_EXERCISE DETAILS_
When copying the listing below, skip every picture and keep each word as it stands.

_INFORMATION GIVEN_
++++++++
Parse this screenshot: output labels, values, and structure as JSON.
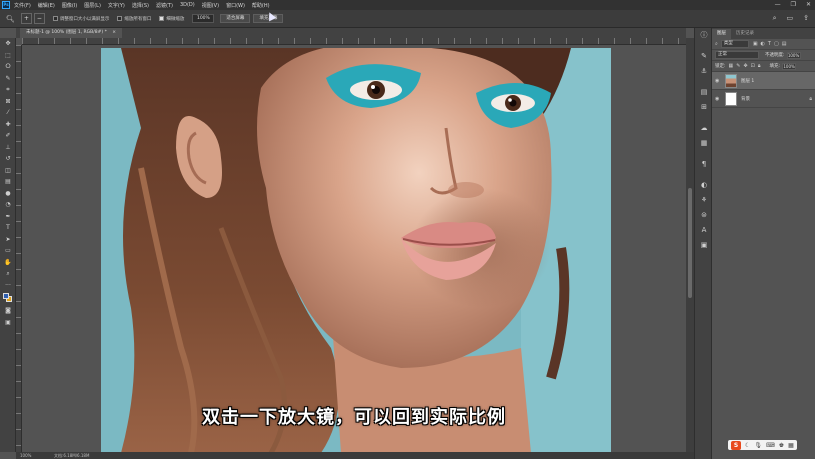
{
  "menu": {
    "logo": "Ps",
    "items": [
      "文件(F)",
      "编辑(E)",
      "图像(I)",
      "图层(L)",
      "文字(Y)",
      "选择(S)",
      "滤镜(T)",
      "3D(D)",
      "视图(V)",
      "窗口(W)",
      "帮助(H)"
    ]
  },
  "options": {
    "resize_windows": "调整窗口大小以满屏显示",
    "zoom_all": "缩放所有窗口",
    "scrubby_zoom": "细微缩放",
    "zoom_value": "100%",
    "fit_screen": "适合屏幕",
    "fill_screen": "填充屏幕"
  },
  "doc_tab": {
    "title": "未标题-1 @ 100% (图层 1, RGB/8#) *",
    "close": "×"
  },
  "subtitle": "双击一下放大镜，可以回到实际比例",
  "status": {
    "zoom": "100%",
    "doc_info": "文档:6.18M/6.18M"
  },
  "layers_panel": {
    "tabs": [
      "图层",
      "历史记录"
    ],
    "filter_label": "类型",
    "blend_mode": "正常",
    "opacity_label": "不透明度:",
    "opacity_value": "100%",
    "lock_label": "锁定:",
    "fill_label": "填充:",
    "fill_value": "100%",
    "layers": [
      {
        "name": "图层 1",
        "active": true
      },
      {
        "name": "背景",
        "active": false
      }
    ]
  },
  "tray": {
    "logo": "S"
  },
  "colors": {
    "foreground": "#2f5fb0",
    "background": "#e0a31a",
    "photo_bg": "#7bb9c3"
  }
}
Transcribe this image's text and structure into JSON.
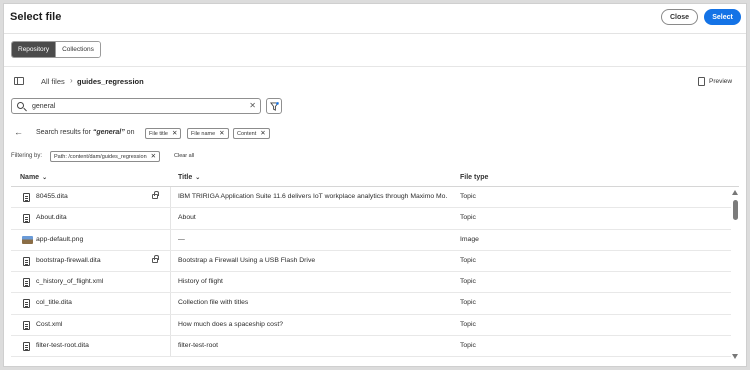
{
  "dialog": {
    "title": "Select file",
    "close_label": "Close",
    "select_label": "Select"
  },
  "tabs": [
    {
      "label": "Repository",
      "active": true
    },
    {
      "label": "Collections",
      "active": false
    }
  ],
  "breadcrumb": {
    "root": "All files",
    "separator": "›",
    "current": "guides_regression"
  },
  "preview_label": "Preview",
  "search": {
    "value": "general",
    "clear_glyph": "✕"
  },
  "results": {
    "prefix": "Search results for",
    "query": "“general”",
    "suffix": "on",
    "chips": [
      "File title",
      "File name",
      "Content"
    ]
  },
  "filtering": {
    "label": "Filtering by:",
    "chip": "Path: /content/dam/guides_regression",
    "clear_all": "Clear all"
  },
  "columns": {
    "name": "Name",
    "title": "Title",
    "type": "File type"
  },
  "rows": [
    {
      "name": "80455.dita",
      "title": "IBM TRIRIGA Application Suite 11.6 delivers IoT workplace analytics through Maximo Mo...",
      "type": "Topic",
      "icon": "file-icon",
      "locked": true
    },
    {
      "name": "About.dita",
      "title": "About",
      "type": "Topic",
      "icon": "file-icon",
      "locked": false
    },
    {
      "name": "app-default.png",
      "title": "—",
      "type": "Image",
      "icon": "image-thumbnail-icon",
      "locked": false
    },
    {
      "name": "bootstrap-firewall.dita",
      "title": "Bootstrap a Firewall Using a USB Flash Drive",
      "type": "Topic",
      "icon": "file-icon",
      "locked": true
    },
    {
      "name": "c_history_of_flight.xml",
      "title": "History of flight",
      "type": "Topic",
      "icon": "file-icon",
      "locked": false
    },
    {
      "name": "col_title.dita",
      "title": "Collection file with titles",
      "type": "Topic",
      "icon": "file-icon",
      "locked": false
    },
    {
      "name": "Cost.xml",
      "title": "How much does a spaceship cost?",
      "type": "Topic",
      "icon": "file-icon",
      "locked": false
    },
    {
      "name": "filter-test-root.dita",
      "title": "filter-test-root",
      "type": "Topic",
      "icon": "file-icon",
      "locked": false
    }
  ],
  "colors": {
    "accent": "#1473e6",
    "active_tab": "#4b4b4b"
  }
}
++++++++
_EXERCISE RESPONSE_
Parse this screenshot: output labels, values, and structure as JSON.
{
  "menu": {
    "logo": "Ps",
    "items": [
      "文件(F)",
      "编辑(E)",
      "图像(I)",
      "图层(L)",
      "文字(Y)",
      "选择(S)",
      "滤镜(T)",
      "3D(D)",
      "视图(V)",
      "窗口(W)",
      "帮助(H)"
    ]
  },
  "options": {
    "resize_windows": "调整窗口大小以满屏显示",
    "zoom_all": "缩放所有窗口",
    "scrubby_zoom": "细微缩放",
    "zoom_value": "100%",
    "fit_screen": "适合屏幕",
    "fill_screen": "填充屏幕"
  },
  "doc_tab": {
    "title": "未标题-1 @ 100% (图层 1, RGB/8#) *",
    "close": "×"
  },
  "subtitle": "双击一下放大镜，可以回到实际比例",
  "status": {
    "zoom": "100%",
    "doc_info": "文档:6.18M/6.18M"
  },
  "layers_panel": {
    "tabs": [
      "图层",
      "历史记录"
    ],
    "filter_label": "类型",
    "blend_mode": "正常",
    "opacity_label": "不透明度:",
    "opacity_value": "100%",
    "lock_label": "锁定:",
    "fill_label": "填充:",
    "fill_value": "100%",
    "layers": [
      {
        "name": "图层 1",
        "active": true
      },
      {
        "name": "背景",
        "active": false
      }
    ]
  },
  "tray": {
    "logo": "S"
  },
  "colors": {
    "foreground": "#2f5fb0",
    "background": "#e0a31a",
    "photo_bg": "#7bb9c3"
  }
}
Transcribe this image's text and structure into JSON.
{
  "dialog": {
    "title": "Select file",
    "close_label": "Close",
    "select_label": "Select"
  },
  "tabs": [
    {
      "label": "Repository",
      "active": true
    },
    {
      "label": "Collections",
      "active": false
    }
  ],
  "breadcrumb": {
    "root": "All files",
    "separator": "›",
    "current": "guides_regression"
  },
  "preview_label": "Preview",
  "search": {
    "value": "general",
    "clear_glyph": "✕"
  },
  "results": {
    "prefix": "Search results for",
    "query": "“general”",
    "suffix": "on",
    "chips": [
      "File title",
      "File name",
      "Content"
    ]
  },
  "filtering": {
    "label": "Filtering by:",
    "chip": "Path: /content/dam/guides_regression",
    "clear_all": "Clear all"
  },
  "columns": {
    "name": "Name",
    "title": "Title",
    "type": "File type"
  },
  "rows": [
    {
      "name": "80455.dita",
      "title": "IBM TRIRIGA Application Suite 11.6 delivers IoT workplace analytics through Maximo Mo...",
      "type": "Topic",
      "icon": "file-icon",
      "locked": true
    },
    {
      "name": "About.dita",
      "title": "About",
      "type": "Topic",
      "icon": "file-icon",
      "locked": false
    },
    {
      "name": "app-default.png",
      "title": "—",
      "type": "Image",
      "icon": "image-thumbnail-icon",
      "locked": false
    },
    {
      "name": "bootstrap-firewall.dita",
      "title": "Bootstrap a Firewall Using a USB Flash Drive",
      "type": "Topic",
      "icon": "file-icon",
      "locked": true
    },
    {
      "name": "c_history_of_flight.xml",
      "title": "History of flight",
      "type": "Topic",
      "icon": "file-icon",
      "locked": false
    },
    {
      "name": "col_title.dita",
      "title": "Collection file with titles",
      "type": "Topic",
      "icon": "file-icon",
      "locked": false
    },
    {
      "name": "Cost.xml",
      "title": "How much does a spaceship cost?",
      "type": "Topic",
      "icon": "file-icon",
      "locked": false
    },
    {
      "name": "filter-test-root.dita",
      "title": "filter-test-root",
      "type": "Topic",
      "icon": "file-icon",
      "locked": false
    }
  ],
  "colors": {
    "accent": "#1473e6",
    "active_tab": "#4b4b4b"
  }
}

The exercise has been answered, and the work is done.